A good friend of mine just sent me this fascinating research paper called: Opposition to Development or Opposition to Developers? Survey Evidence from Los Angeles County on Attitudes towards New Housing. It is a study out of UCLA that was published earlier this year by Paavo Monkkonen and Michael Manville.
For the paper, they conducted a survey-framing experiment with over 1,300 people in Los Angeles County to test how strongly they felt about a number of common anti-housing sentiments; arguments such as traffic congestion, neighborhood character, and strain on local services.
However, they also introduced another argument: large developer profits. And interestingly enough, they discovered that respondents were 20 percentage points more likely to oppose a new hypothetical housing development when the survey was framed around the developer making a lot of money.
Here is a table from the paper showing the various frames, as well as the percentage of people who supported, had no opinion, and who opposed. Note that under the “developer” frame, the opposition number is 48%.

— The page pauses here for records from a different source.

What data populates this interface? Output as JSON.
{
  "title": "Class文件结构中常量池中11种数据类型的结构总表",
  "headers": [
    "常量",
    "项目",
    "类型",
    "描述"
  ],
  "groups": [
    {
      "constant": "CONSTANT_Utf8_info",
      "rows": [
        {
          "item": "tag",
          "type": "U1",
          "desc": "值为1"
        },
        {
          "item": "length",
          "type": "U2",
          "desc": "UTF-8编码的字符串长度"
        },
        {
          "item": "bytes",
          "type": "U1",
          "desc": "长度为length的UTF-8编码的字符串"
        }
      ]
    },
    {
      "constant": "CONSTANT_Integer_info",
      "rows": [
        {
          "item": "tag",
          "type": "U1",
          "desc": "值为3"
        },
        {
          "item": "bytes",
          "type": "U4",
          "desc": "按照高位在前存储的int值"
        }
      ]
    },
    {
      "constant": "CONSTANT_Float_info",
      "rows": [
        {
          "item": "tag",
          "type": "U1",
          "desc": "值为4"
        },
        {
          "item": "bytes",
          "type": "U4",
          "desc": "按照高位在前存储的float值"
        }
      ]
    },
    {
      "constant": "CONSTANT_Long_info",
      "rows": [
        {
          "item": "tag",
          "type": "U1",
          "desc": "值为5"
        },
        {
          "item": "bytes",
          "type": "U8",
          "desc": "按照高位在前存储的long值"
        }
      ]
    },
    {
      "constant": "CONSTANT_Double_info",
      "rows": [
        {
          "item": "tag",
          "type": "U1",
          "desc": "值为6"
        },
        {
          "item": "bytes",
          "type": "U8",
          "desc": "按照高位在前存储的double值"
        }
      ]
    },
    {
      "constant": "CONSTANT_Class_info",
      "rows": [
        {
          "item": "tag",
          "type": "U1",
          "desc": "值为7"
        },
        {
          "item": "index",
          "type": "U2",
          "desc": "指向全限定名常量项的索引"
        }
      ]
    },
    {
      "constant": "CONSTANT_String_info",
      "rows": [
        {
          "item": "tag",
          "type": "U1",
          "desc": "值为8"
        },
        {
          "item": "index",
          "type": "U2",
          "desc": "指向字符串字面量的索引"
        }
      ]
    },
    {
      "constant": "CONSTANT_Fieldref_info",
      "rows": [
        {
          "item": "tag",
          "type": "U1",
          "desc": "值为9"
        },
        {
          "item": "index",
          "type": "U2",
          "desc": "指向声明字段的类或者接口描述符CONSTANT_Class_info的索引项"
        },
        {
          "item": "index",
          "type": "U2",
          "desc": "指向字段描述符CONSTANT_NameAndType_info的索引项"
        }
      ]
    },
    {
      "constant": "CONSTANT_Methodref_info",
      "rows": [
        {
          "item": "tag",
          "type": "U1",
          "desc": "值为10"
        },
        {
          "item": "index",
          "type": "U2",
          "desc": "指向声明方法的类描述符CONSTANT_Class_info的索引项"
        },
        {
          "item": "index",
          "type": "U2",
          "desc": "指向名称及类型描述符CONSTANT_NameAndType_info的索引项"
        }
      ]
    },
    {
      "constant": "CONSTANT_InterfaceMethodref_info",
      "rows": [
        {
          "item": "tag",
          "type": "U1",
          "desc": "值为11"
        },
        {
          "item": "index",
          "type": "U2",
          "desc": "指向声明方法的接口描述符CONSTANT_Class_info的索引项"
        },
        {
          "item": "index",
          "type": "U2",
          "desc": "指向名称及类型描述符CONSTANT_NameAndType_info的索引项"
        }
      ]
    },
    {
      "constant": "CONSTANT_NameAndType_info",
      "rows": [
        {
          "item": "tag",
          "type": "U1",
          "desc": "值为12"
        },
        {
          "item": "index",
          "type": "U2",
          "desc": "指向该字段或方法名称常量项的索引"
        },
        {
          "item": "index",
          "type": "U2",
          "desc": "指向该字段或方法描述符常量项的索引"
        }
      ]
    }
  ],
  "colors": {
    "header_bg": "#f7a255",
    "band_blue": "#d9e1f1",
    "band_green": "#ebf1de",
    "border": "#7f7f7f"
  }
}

So their “takeaway for practice” is as follows: “Housing opposition is often framed as a form of risk aversion. Our findings, however, suggest that at least some opposition to housing might be motivated not by residents’ fears of their own losses, but resentment of others’ gains.”